"This image has been in my mind all year, waiting till the days shorten as we head into autumn until these fungi pushed upwards through the loam. Mushrooms are so delicate and begin to break down so quickly that I have not found it possible to bring them into the studio as part of a still life. It took 3 days of hunting and photographing the mushrooms in situ without picking them, then making red and white paper stand-ins to be able to compose and to cast correct shadows on the moss below. Long and laborious, but so worth it for the final image." - Jasper Goodall
Inspired by Victorian era taxidermy dioramas, 'Dark Flora' is a series of photographs using wild plants and flowers in a curated yet naturalistic arrangement. The plants are foraged from forest clearings, hedgerows and roadside verges, often using humble and unassuming species rather than showy specimens so often used in floral photography. Each arrangement is gathered from within approximately a square mile and therefore represent seasonal ‘portraits’ of the local environments from which they came.

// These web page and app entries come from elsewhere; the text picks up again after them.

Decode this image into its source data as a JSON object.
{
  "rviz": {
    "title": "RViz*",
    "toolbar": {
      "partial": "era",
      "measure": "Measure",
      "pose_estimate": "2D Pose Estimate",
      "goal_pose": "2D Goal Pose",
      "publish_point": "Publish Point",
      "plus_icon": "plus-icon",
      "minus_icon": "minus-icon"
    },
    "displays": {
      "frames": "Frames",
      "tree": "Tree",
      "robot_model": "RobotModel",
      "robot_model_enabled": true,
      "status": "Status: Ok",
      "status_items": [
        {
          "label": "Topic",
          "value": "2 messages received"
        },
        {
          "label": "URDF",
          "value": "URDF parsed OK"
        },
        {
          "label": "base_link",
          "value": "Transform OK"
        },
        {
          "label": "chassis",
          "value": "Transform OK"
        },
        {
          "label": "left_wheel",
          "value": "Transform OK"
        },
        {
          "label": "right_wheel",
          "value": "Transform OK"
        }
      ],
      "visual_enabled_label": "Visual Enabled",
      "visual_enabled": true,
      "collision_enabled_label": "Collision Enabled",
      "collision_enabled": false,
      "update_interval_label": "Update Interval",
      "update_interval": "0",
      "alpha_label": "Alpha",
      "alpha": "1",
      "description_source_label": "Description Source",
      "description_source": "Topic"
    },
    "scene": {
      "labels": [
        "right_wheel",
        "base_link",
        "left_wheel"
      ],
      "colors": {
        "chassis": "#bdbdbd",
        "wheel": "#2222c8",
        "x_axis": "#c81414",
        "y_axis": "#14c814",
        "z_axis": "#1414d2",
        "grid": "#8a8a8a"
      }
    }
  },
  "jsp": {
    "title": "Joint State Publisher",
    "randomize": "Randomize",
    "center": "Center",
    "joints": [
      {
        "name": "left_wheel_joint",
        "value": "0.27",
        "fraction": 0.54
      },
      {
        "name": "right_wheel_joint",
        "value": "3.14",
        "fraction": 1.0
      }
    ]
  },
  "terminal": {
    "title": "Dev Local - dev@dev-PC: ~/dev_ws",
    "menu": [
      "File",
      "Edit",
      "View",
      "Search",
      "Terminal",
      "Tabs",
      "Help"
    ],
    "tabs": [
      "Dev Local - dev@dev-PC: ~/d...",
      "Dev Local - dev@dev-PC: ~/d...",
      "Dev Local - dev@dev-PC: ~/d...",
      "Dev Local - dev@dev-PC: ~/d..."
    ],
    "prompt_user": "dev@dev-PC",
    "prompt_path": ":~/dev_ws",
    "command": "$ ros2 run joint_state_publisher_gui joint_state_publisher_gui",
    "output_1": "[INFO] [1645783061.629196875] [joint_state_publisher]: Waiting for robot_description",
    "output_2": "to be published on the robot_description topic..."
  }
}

Dark Flora #7 - Fly Agaric. A poisonous autumnal cornucopia of amanita muscaria mushrooms, (commonly known as fly agaric) sulphur tuft mushrooms, trumpet lichen, male fern, beech and bramble. Foraged from Sussex wealden woodland in early October.